WHAT YOU ARE ASKED TO DO:
Restate the data below word for word, omitting pictures.

*** DATA EXTRACT Section Begins ***

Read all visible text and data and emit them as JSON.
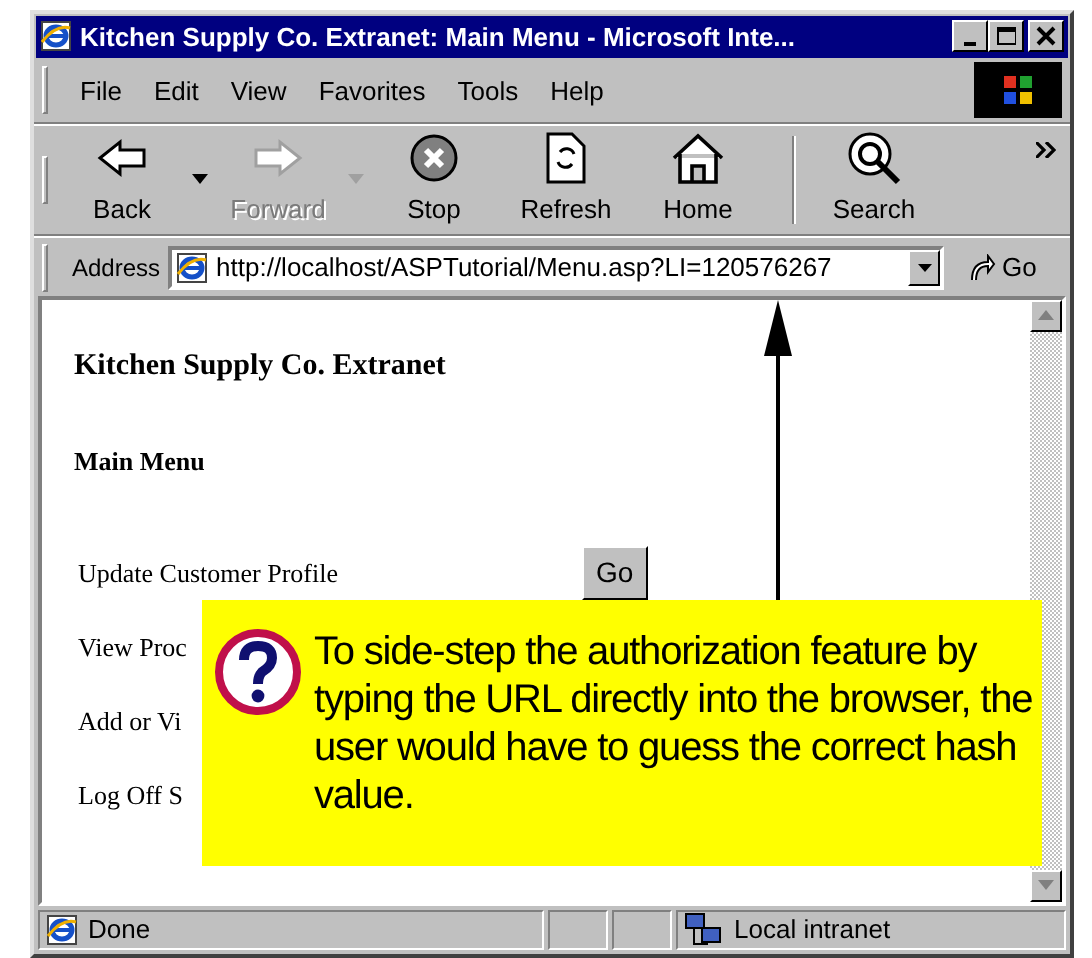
{
  "window": {
    "title": "Kitchen Supply Co. Extranet: Main Menu - Microsoft Inte..."
  },
  "menu_bar": [
    "File",
    "Edit",
    "View",
    "Favorites",
    "Tools",
    "Help"
  ],
  "toolbar": [
    {
      "kind": "back",
      "label": "Back",
      "disabled": false,
      "dropdown": true
    },
    {
      "kind": "forward",
      "label": "Forward",
      "disabled": true,
      "dropdown": true
    },
    {
      "kind": "stop",
      "label": "Stop",
      "disabled": false,
      "dropdown": false
    },
    {
      "kind": "refresh",
      "label": "Refresh",
      "disabled": false,
      "dropdown": false
    },
    {
      "kind": "home",
      "label": "Home",
      "disabled": false,
      "dropdown": false
    },
    {
      "kind": "search",
      "label": "Search",
      "disabled": false,
      "dropdown": false
    }
  ],
  "address_bar": {
    "label": "Address",
    "value": "http://localhost/ASPTutorial/Menu.asp?LI=120576267",
    "go": "Go"
  },
  "page": {
    "heading": "Kitchen Supply Co. Extranet",
    "subheading": "Main Menu",
    "menu_items": [
      {
        "label": "Update Customer Profile",
        "button": "Go"
      },
      {
        "label": "View Proc"
      },
      {
        "label": "Add or Vi"
      },
      {
        "label": "Log Off S"
      }
    ]
  },
  "callout": {
    "text": "To side-step the authorization feature by typing the URL directly into the browser, the user would have to guess the correct hash value."
  },
  "status_bar": {
    "text": "Done",
    "zone": "Local intranet"
  }
}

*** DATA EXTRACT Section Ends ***

SOLVED EXERCISE:
Read all visible text and data and emit them as JSON.
{
  "window": {
    "title": "Kitchen Supply Co. Extranet: Main Menu - Microsoft Inte..."
  },
  "menu_bar": [
    "File",
    "Edit",
    "View",
    "Favorites",
    "Tools",
    "Help"
  ],
  "toolbar": [
    {
      "kind": "back",
      "label": "Back",
      "disabled": false,
      "dropdown": true
    },
    {
      "kind": "forward",
      "label": "Forward",
      "disabled": true,
      "dropdown": true
    },
    {
      "kind": "stop",
      "label": "Stop",
      "disabled": false,
      "dropdown": false
    },
    {
      "kind": "refresh",
      "label": "Refresh",
      "disabled": false,
      "dropdown": false
    },
    {
      "kind": "home",
      "label": "Home",
      "disabled": false,
      "dropdown": false
    },
    {
      "kind": "search",
      "label": "Search",
      "disabled": false,
      "dropdown": false
    }
  ],
  "address_bar": {
    "label": "Address",
    "value": "http://localhost/ASPTutorial/Menu.asp?LI=120576267",
    "go": "Go"
  },
  "page": {
    "heading": "Kitchen Supply Co. Extranet",
    "subheading": "Main Menu",
    "menu_items": [
      {
        "label": "Update Customer Profile",
        "button": "Go"
      },
      {
        "label": "View Proc"
      },
      {
        "label": "Add or Vi"
      },
      {
        "label": "Log Off S"
      }
    ]
  },
  "callout": {
    "text": "To side-step the authorization feature by typing the URL directly into the browser, the user would have to guess the correct hash value."
  },
  "status_bar": {
    "text": "Done",
    "zone": "Local intranet"
  }
}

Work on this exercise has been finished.